  26. Unfortunately thats the way it presently works, the money of the private sector comes via the deficit not the fed. The Fed is a tool. Its like saying even if you don’t let us to spend and grow more than we take or produce you really have no choice since the economy will be cut of the oxygen it needs to function.

    There are limitations to such a systems and that is what history will most likely teach us.

  27. TPC thanks for the article.
    so why is USD so trashed compared to other currency right now? all due to speculation? your opinion is highly appreciated.

    • The main driver is relative weakness due to int rate policy. Keep in mind that Europe is now very seriously talking about rate increases. The Fed is nowhere close to that stage. So, it’s driving the USD down on a relative basis.

  28. Peter D:
    The trade deficit affecting the private sector – is that more of a political
    problem than an economic one?
    Are you saying the private sector should be supported by the amount of the trade deficit?
    What about the debts of the private sector itself?
    Is there a role for government to play there?
    Would the debts that states are accumulating have another, albeit different, role for the federal government?
    According to popular belief, the states are not supposed to run deficits.
    Is that a bunch of propaganda, according to MMT?
    Don Levit

    • Don, to save time, I suggest you read the following introductory posts:
      http://www.creditwritedowns.com/2011/02/government-deficits-and-the-financial-sectors-balances.html
      http://heteconomist.com/?p=1902
      In short, the definition of govt deficit is the accounting offset of non-government sector’s surplus and trade deficit.
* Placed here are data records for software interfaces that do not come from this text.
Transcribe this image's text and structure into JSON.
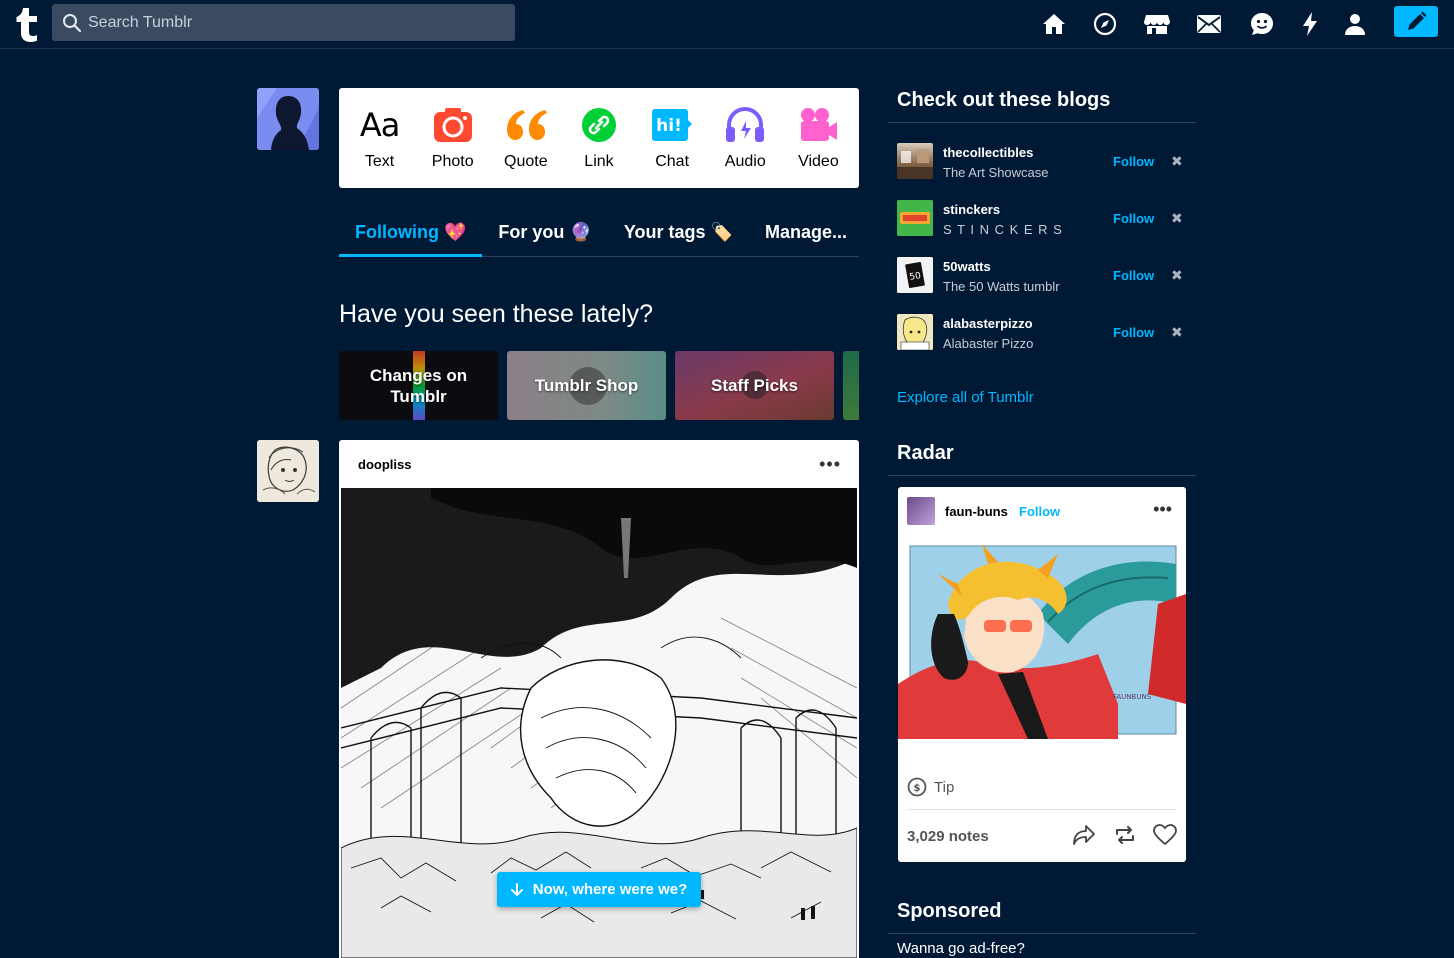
{
  "topbar": {
    "logo_letter": "t",
    "search_placeholder": "Search Tumblr",
    "nav_icons": [
      "home-icon",
      "explore-icon",
      "shop-icon",
      "inbox-icon",
      "messages-icon",
      "activity-icon",
      "account-icon"
    ],
    "compose_icon": "pencil-icon"
  },
  "composer": {
    "items": [
      {
        "label": "Text",
        "icon": "text-icon",
        "color": "#000000"
      },
      {
        "label": "Photo",
        "icon": "camera-icon",
        "color": "#ff4930"
      },
      {
        "label": "Quote",
        "icon": "quote-icon",
        "color": "#ff8a00"
      },
      {
        "label": "Link",
        "icon": "link-icon",
        "color": "#00cf35"
      },
      {
        "label": "Chat",
        "icon": "chat-icon",
        "color": "#00b8ff"
      },
      {
        "label": "Audio",
        "icon": "headphones-icon",
        "color": "#7c5cff"
      },
      {
        "label": "Video",
        "icon": "video-camera-icon",
        "color": "#ff62ce"
      }
    ]
  },
  "tabs": [
    {
      "label": "Following",
      "emoji": "💖",
      "active": true
    },
    {
      "label": "For you",
      "emoji": "🔮",
      "active": false
    },
    {
      "label": "Your tags",
      "emoji": "🏷️",
      "active": false
    },
    {
      "label": "Manage...",
      "emoji": "",
      "active": false
    }
  ],
  "lately": {
    "title": "Have you seen these lately?",
    "cards": [
      "Changes on Tumblr",
      "Tumblr Shop",
      "Staff Picks"
    ]
  },
  "post": {
    "blog_name": "doopliss",
    "more": "•••"
  },
  "toast": {
    "label": "Now, where were we?",
    "icon": "arrow-down-icon"
  },
  "sidebar": {
    "blogs_heading": "Check out these blogs",
    "blogs": [
      {
        "name": "thecollectibles",
        "title": "The Art Showcase",
        "follow": "Follow"
      },
      {
        "name": "stinckers",
        "title": "S T I N C K E R S",
        "follow": "Follow"
      },
      {
        "name": "50watts",
        "title": "The 50 Watts tumblr",
        "follow": "Follow"
      },
      {
        "name": "alabasterpizzo",
        "title": "Alabaster Pizzo",
        "follow": "Follow"
      }
    ],
    "explore_link": "Explore all of Tumblr",
    "radar_heading": "Radar",
    "radar": {
      "blog_name": "faun-buns",
      "follow": "Follow",
      "more": "•••",
      "tip": "Tip",
      "notes": "3,029 notes",
      "signature": "FAUNBUNS"
    },
    "sponsored_heading": "Sponsored",
    "ad_free_text": "Wanna go ad-free?"
  },
  "colors": {
    "background": "#001935",
    "accent": "#00b8ff",
    "search_bg": "#3a4b61"
  }
}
As long as you have both of the latter positive, you just have to have the govt deficit.
      To unwind debt in the private sector you’d have to have either write it down or allow the sector to de-leverage in an orderly manner by stepping in and filling the output gap, so, yes, by running an even bigger deficit in the short term (hopefully, since once the economy returns to full employment the deficit will automatically shrink.)
      US States are currency users and as such they should really be counted among non-government sector in the sectoral balances identity. So, yes, they need to run balanced budgets, although they can still act countercyclically to some extent by increasing their deficits and issuing bonds.
      The trade deficit is affecting the private sector, but it is not really a result of government spending, despite the “twin deficits” hypothesis. In other words, even if not a single dollar was spent on Social Security, Medicare, defense, unemployment benefits, salaries of congressmen etc, the fact that we import more than we export makes the foreigners holders of US dollars.

          • Peter & TPC,

            Great answers. Thanks. What is the cause of the trade deficit? Can it be fixed? Should it be fixed?

            • I will defer to TCP as my knowledge here is very limited. But from what I know the main reason for the trade deficit as large as it is is the reserve currency status of $US. In other words, the foreigners are really keen on holding $US and are willing to trade their real output for it. The trade deficit has its costs such as jobs moving overseas (although one may counter that we’re now in the stages of development where we don’t really want that kind of jobs. (Another cost is the fuel to deficit terrorists and people who cannot sleep at night thinking that Chinese will stop giving us $US :) ) But overall we’re getting something for nothing, so to speak, so, looks like a benefit to us, unless we get too addicted and stop producing anything. Everything is good in moderation, I guess.

            • Complex question with many moving parts. Yes, foreign desire to net save in USD’s is the main driver. The corollary is that there is low savings in the USA.